Last month, Insider reported on what appears--at least on the surface--to be an alarming practice at Amazon. According to the reporting, managers at the online retailer intentionally hire people that they know they're going to fire.
Look, I freely acknowledge that my people management experience is limited to much smaller teams than the 1.3 million employees at Amazon, but something seems off about hiring someone just so you can fire them later. It just seems wrong.
Really, though, the fact that managers at Amazon might offer someone a job just so they can terminate them isn't even the worst part of the story. See, managers at Amazon have a target rate for annual turnover.
They're expected to lose, either voluntarily or through termination, a specific number of employees every year. If you don't, you're expected to make up for it the following year. Managers are even evaluated using this metric, known as "unregretted attrition rate" (URA). Basically, it's the number of people you wouldn't be sad to see leave the company.
We'll come back to that in a minute. First, however, it's worth mentioning that having a goal for attrition isn't inherently bad. In some ways, it's simply acknowledging reality and placing a measurement on what is already going to happen in a healthy environment.
People leave, either because they move on to new opportunities or because they aren't able to perform at a level the company deems acceptable. That happens in every company.
Measuring it can be an important tool for helping managers gain perspective. If a manager knows it's normal to lose a certain percentage of employees each year, she is more likely to look at her teams with an objective eye.

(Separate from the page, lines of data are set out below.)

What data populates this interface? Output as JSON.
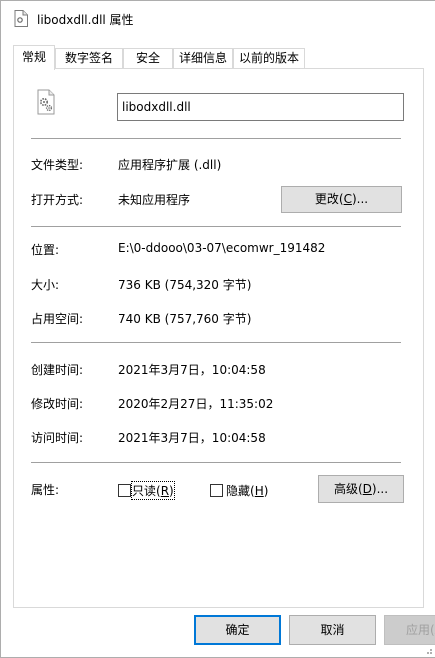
{
  "window": {
    "title": "libodxdll.dll 属性"
  },
  "tabs": [
    {
      "label": "常规"
    },
    {
      "label": "数字签名"
    },
    {
      "label": "安全"
    },
    {
      "label": "详细信息"
    },
    {
      "label": "以前的版本"
    }
  ],
  "file": {
    "name": "libodxdll.dll",
    "icon": "dll-gear-icon"
  },
  "props": {
    "type_label": "文件类型:",
    "type_value": "应用程序扩展 (.dll)",
    "opens_label": "打开方式:",
    "opens_value": "未知应用程序",
    "change_button": "更改(C)...",
    "change_mn_pre": "更改(",
    "change_mn": "C",
    "change_mn_post": ")...",
    "location_label": "位置:",
    "location_value": "E:\\0-ddooo\\03-07\\ecomwr_191482",
    "size_label": "大小:",
    "size_value": "736 KB (754,320 字节)",
    "disk_label": "占用空间:",
    "disk_value": "740 KB (757,760 字节)",
    "created_label": "创建时间:",
    "created_value": "2021年3月7日，10:04:58",
    "modified_label": "修改时间:",
    "modified_value": "2020年2月27日，11:35:02",
    "accessed_label": "访问时间:",
    "accessed_value": "2021年3月7日，10:04:58",
    "attrs_label": "属性:",
    "readonly_pre": "只读(",
    "readonly_mn": "R",
    "readonly_post": ")",
    "hidden_pre": "隐藏(",
    "hidden_mn": "H",
    "hidden_post": ")",
    "advanced_pre": "高级(",
    "advanced_mn": "D",
    "advanced_post": ")..."
  },
  "footer": {
    "ok": "确定",
    "cancel": "取消",
    "apply": "应用(A)"
  },
  "colors": {
    "focus_border": "#0078d7",
    "button_face": "#e1e1e1",
    "separator": "#a0a0a0"
  }
}
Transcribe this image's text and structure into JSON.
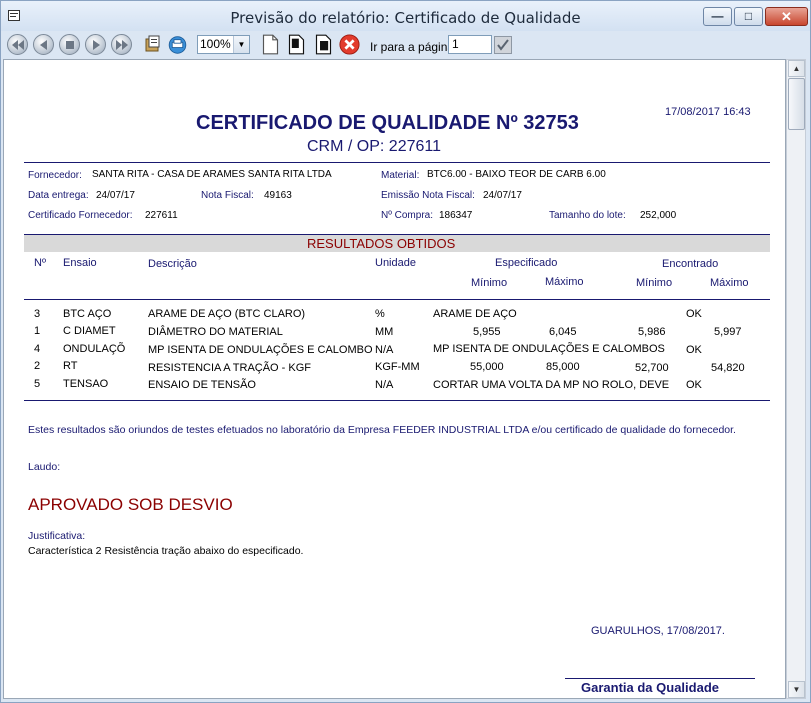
{
  "window": {
    "title": "Previsão do relatório: Certificado de Qualidade",
    "controls": {
      "minimize": "—",
      "maximize": "□",
      "close": "✕"
    }
  },
  "toolbar": {
    "zoom": "100%",
    "goto_label": "Ir para a página",
    "goto_value": "1",
    "icons": [
      "first-page-icon",
      "prev-page-icon",
      "stop-icon",
      "next-page-icon",
      "last-page-icon",
      "export-icon",
      "print-icon",
      "new-page-icon",
      "save-icon",
      "save-as-icon",
      "close-report-icon",
      "confirm-icon"
    ]
  },
  "report": {
    "datetime": "17/08/2017  16:43",
    "title": "CERTIFICADO DE QUALIDADE Nº 32753",
    "subtitle_prefix": "CRM / OP:",
    "subtitle_value": "227611",
    "info": {
      "fornecedor_label": "Fornecedor:",
      "fornecedor_value": "SANTA RITA - CASA DE ARAMES SANTA RITA LTDA",
      "material_label": "Material:",
      "material_value": "BTC6.00 - BAIXO TEOR DE CARB 6.00",
      "data_entrega_label": "Data entrega:",
      "data_entrega_value": "24/07/17",
      "nota_fiscal_label": "Nota Fiscal:",
      "nota_fiscal_value": "49163",
      "emissao_label": "Emissão Nota Fiscal:",
      "emissao_value": "24/07/17",
      "cert_forn_label": "Certificado Fornecedor:",
      "cert_forn_value": "227611",
      "n_compra_label": "Nº Compra:",
      "n_compra_value": "186347",
      "tamanho_label": "Tamanho do lote:",
      "tamanho_value": "252,000"
    },
    "results_title": "RESULTADOS OBTIDOS",
    "columns": {
      "n": "Nº",
      "ensaio": "Ensaio",
      "descricao": "Descrição",
      "unidade": "Unidade",
      "especificado": "Especificado",
      "encontrado": "Encontrado",
      "esp_min": "Mínimo",
      "esp_max": "Máximo",
      "enc_min": "Mínimo",
      "enc_max": "Máximo"
    },
    "rows": [
      {
        "n": "3",
        "ensaio": "BTC AÇO",
        "descricao": "ARAME DE AÇO (BTC CLARO)",
        "unidade": "%",
        "esp_min": "ARAME DE AÇO",
        "esp_max": "",
        "enc_min": "OK",
        "enc_max": ""
      },
      {
        "n": "1",
        "ensaio": "C DIAMET",
        "descricao": "DIÂMETRO DO MATERIAL",
        "unidade": "MM",
        "esp_min": "5,955",
        "esp_max": "6,045",
        "enc_min": "5,986",
        "enc_max": "5,997"
      },
      {
        "n": "4",
        "ensaio": "ONDULAÇÕ",
        "descricao": "MP ISENTA DE ONDULAÇÕES E CALOMBO",
        "unidade": "N/A",
        "esp_min": "MP ISENTA DE ONDULAÇÕES E CALOMBOS",
        "esp_max": "",
        "enc_min": "OK",
        "enc_max": ""
      },
      {
        "n": "2",
        "ensaio": "RT",
        "descricao": "RESISTENCIA A TRAÇÃO - KGF",
        "unidade": "KGF-MM",
        "esp_min": "55,000",
        "esp_max": "85,000",
        "enc_min": "52,700",
        "enc_max": "54,820"
      },
      {
        "n": "5",
        "ensaio": "TENSAO",
        "descricao": "ENSAIO DE TENSÃO",
        "unidade": "N/A",
        "esp_min": "CORTAR UMA VOLTA DA MP NO ROLO, DEVE",
        "esp_max": "",
        "enc_min": "OK",
        "enc_max": ""
      }
    ],
    "note": "Estes resultados são oriundos de testes efetuados no laboratório da Empresa FEEDER INDUSTRIAL LTDA e/ou certificado de qualidade do fornecedor.",
    "laudo_label": "Laudo:",
    "laudo_value": "APROVADO SOB DESVIO",
    "justificativa_label": "Justificativa:",
    "justificativa_value": "Característica 2 Resistência tração abaixo do especificado.",
    "place_date": "GUARULHOS, 17/08/2017.",
    "signature": "Garantia da Qualidade"
  },
  "colors": {
    "navy": "#191970",
    "maroon": "#8b0000",
    "band": "#d9d9d9"
  }
}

The problem is, that's not what's happening. Instead, Amazon managers are hiring people they otherwise wouldn't, or shouldn't, just so they can later fire them to hit their goal. That completely defeats the point since--if the metric is based on sound business principles--there are people keeping their job who shouldn't, at the expense of the sacrificial lamb.
Incentives sometimes have a way of leading people to a place you'd rather they not go. We count on the people we trust to manage teams to act in the best interest of the team and the company. Except, the brutal truth is, you get what you reward.
If you incentivize managers to meet a specific goal, they're going to take steps to meet that goal, even artificial ones. If one of those goals is to have a turnover rate, the logical conclusion is that they will figure out how to meet that goal in the least painful way possible. Arguably, that's to hire people they don't plan to keep around anyway.
Also, what if your team is performing especially well? In that case, if you have to lose a specific number anyway, it creates an incredibly hostile work environment. To that end, it's self-defeating. Your team becomes less concerned with doing what's best to help the team perform, instead doing whatever they can to save their own job.
To be fair, Amazon told Insider that "hire to fire" isn't a policy. That doesn't change the fact that it appears to be a part of Amazon management culture.
And that's a problem, because "hire to fire" goes against Amazon's leadership principles, one of which is "Hire and develop the best." From the company's website:
Leaders raise the performance bar with every hire and promotion. They recognize exceptional talent, and willingly move them throughout the organization. Leaders develop leaders and take seriously their role in coaching others. We work on behalf of our people to invent mechanisms for development like Career Choice.
You can't have a culture that expects leaders to "raise the performance bar with every hire," and also create so much pressure on them to meet metrics that they are hiring people just so they can fire them. When that happens, it might be time to reevaluate whether incentives you've created are raising the bar at all.